Infective endocarditis in the setting of renal transplantation: Case report and review of the literature.

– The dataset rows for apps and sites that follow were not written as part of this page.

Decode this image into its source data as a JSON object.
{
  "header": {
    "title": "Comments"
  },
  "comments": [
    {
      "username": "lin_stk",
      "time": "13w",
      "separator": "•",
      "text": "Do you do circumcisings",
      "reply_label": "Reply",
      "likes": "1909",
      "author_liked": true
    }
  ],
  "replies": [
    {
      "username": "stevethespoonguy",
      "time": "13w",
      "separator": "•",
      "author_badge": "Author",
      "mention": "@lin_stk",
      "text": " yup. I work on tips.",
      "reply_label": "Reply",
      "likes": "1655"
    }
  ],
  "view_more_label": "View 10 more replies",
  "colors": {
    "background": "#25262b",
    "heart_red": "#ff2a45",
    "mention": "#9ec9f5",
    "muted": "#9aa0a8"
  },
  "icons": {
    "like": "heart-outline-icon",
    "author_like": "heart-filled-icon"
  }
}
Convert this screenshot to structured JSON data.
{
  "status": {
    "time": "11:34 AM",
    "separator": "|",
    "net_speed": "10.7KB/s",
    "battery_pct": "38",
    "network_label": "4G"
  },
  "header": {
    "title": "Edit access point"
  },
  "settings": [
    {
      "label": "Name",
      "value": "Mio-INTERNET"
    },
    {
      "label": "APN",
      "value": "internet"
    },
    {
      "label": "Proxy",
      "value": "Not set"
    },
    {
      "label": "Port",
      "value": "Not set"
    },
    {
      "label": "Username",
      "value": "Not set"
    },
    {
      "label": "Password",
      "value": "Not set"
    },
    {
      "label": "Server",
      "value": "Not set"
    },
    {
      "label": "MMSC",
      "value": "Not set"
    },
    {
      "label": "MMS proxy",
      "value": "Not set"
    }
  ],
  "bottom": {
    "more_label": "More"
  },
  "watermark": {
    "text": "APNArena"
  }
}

The potent immunosuppressive drugs used by transplant recipients place them at risk of infections. Data on infective endocarditis (IE) in the setting of renal transplantation (RT) are sparse. We describe a 36-year-old woman referred to a tertiary medical center for evaluation of elevated creatinine levels 1 month after a second RT. Work-up revealed the presence of all four of Duke's criteria: fever, persistent bacteremia, new-onset tricuspid regurgitation, and masses suspected to be vegetation attached to the tricuspid annulus. Symptoms resolved with antibiotic treatment and fluids. Fluorodeoxyglucose-positron emission tomography/computed tomography (FDG-PET/CT) revealed hypermetabolic absorption in the femoral vascular graft that had been used for hemodialysis prior to transplantation. The graft was removed by open surgery, and the patient was discharged home in good condition with continued antibiotic treatment. Review of the literature yielded 73 previously reported cases of IE in renal transplant recipients. Several differences were noted from IE in the general population: lower male predominance, younger age (<60 years), absence in most cases of a preexisting structural cardiac anomaly, and more variable causative pathogens. Our case also highlights the importance of FDG-PET/CT for detecting the source of IE and alerts clinicians to the sometimes unexpected course of the disease in renal transplant recipients.